This means having an emergency fund, keeping a buffer in your checking account, having enough liquid savings to cover several months of expenses, and saving for retirement.
Having a plan in place to handle personal situations like bringing a child into your life, caring for a sick parent, or battling an illness is also necessary. Passive and recurring income is an extremely effective tool in these types of situations, and without traditional benefits or legal protections, a previously established way to keep money coming in on a regular basis is vital.
A labor union is an organized association of workers often in a trade or profession, formed to protect and further their rights and interests. But when the law considers a freelancer a business, and not a worker, where does this leave us?
It leaves us in a place of precariousness — a state that we can either climb from or succumb to, depending on how we operate our businesses, and how we function within our networks.
Freelancers, especially new ones, floating adrift in an ambiguous and uncertain marketplace, often have no idea how to price their work, what constitutes a fair rate, and what the top level freelancers in their niche are charging. Worse yet, freelancers have no expectation of establishing industry standard prices. And providers in the marketplace are too diverse and physically isolated for far reaching comparisons to be made. This wisdom comes only with experience and only with other freelancing friends in your corner.
Enter what I call “casual unionization.” By forming collectives and networks of other freelancers operating in similar or tangential niches, you can manufacture the type of support and assistance that a union might offer.
Firstly, you open yourself to treasure troves of data you didn’t previously have access to. It should be your priority to openly and frankly discuss your pricing structure, your contracts, and your rates with other freelancers in your network. This not only benefits you as an individual, but helps support the market in general, ensuring that more people are charging reasonable rates and keeping client expectations in tune with reality. A rising tide lifts all boats.

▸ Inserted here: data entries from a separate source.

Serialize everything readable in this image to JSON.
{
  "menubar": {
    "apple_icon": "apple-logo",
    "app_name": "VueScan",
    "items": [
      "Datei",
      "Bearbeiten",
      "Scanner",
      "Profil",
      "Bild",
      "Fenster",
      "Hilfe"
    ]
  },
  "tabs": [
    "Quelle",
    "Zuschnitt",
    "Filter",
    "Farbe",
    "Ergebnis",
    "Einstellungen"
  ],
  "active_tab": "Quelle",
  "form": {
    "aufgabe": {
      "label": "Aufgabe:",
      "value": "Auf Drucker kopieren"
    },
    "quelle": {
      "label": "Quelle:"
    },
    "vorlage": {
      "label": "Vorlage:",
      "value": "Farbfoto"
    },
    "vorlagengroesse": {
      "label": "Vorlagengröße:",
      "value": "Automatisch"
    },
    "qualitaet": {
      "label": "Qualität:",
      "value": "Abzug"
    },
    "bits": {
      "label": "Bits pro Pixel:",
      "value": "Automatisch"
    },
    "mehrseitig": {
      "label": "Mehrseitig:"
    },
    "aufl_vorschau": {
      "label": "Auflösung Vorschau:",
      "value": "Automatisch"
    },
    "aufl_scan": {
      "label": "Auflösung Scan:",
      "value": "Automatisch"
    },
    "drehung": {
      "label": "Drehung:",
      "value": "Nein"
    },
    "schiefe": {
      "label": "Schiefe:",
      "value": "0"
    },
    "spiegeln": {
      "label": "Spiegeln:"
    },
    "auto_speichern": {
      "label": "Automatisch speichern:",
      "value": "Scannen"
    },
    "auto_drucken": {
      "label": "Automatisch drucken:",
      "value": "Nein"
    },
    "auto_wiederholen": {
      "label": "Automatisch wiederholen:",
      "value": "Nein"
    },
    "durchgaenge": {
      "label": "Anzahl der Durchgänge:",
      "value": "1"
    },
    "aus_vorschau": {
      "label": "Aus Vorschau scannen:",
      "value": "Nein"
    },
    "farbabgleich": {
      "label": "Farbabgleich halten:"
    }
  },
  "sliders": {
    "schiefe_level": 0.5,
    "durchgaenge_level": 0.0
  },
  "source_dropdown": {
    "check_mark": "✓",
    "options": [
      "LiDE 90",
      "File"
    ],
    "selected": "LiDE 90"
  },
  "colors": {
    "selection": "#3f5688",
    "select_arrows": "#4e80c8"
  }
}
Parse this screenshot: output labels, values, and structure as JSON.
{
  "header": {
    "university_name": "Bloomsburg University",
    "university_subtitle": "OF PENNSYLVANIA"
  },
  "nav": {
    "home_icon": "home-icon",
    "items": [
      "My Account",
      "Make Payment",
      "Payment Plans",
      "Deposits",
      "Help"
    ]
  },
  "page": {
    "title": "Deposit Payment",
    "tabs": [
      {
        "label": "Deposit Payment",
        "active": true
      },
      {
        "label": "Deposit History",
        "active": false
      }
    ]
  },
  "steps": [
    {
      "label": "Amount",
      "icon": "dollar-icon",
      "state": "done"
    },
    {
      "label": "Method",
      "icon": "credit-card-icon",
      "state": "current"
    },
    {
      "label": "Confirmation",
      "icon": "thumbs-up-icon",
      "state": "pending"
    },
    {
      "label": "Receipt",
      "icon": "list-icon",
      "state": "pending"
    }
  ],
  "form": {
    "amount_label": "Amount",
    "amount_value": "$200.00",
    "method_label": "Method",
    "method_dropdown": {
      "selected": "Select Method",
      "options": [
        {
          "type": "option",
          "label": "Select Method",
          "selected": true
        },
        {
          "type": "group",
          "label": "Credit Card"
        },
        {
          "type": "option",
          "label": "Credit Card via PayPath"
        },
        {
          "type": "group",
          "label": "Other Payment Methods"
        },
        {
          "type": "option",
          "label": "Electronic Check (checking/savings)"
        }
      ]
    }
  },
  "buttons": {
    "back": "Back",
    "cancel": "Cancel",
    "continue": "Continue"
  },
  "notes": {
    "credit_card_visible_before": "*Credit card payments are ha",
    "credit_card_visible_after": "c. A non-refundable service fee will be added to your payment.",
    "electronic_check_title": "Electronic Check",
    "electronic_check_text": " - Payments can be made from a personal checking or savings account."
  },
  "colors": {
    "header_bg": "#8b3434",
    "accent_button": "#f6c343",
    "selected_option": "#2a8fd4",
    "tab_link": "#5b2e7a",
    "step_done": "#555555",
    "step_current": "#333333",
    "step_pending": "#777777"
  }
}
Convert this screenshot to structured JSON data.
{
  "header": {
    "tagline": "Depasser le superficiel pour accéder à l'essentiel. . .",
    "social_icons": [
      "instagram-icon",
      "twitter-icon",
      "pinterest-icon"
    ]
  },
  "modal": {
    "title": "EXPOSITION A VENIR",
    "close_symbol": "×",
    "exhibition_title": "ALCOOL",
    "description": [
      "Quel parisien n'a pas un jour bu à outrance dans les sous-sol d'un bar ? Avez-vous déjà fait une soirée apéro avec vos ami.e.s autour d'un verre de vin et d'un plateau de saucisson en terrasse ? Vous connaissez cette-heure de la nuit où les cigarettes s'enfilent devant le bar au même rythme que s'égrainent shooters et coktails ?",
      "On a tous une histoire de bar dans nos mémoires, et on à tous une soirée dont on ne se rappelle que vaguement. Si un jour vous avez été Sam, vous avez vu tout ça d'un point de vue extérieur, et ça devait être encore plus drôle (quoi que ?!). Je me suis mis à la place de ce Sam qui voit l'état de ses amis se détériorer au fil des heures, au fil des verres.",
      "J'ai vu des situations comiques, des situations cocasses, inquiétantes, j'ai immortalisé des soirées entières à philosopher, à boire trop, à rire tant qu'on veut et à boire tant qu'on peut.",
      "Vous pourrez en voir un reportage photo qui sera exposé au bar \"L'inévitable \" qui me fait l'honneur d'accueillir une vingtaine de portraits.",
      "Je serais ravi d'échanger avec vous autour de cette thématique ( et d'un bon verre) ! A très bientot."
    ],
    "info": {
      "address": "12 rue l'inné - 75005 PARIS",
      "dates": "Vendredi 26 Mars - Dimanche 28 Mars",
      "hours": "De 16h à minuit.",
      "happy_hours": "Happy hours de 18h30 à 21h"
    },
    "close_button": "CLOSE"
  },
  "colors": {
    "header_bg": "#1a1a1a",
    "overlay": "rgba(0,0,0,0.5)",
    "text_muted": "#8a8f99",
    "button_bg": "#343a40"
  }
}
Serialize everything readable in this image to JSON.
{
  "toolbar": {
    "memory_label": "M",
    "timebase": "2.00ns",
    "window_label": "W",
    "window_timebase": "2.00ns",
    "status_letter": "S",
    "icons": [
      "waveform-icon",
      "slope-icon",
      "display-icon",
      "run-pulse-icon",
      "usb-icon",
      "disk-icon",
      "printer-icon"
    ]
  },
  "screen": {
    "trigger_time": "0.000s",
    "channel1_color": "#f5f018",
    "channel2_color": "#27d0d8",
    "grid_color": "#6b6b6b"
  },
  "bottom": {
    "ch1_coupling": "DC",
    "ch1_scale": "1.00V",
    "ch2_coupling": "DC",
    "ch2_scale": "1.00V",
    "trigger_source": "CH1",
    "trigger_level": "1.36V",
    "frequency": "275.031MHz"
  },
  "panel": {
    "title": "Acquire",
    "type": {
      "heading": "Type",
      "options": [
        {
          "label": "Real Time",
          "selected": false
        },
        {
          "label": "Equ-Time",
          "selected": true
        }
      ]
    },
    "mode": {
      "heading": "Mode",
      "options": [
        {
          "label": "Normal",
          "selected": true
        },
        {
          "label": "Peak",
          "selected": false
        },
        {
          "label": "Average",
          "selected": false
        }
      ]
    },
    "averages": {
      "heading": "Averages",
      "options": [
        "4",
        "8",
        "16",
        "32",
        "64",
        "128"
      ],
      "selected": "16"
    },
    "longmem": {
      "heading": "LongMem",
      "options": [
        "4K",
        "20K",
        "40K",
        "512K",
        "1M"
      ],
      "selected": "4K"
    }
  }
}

Within your network, you can also share referrals for both clients and services you might need: lawyers, accountants, etc. Knowing where to find trusted professionals providing these services in a moment’s notice can make or break you. Not to mention, having a close network of freelancers is one of the best ways to find leads. You and those in your network provide a safety net for one another, a place to send clients when you’re too busy, or a place to find them when times are slow. Freelancers often subcontract out extra work, and being available to give and receive this type of work helps everyone.
Freelancing is not for the faint of heart, but for many of us the benefits far outweigh the risk. By acknowledging the ways freelancers are uniquely vulnerable to issues like wage theft, cash flow problems, and lack of benefits, you can begin to build your own safety nets.
These safety nets can range from writing contracts and keeping excellent documentation, to taking deposits and generating recurring/passive income. And establishing relationships with other freelancers, casual unionization, can keep you informed of the going rates and new work opportunities, and help prevent feelings of isolation.
Ultimately, it’s up to you to protect yourself but with some proper planning, you can safely enjoy all the benefits of freelancing, without having to worry about getting taken for a ride.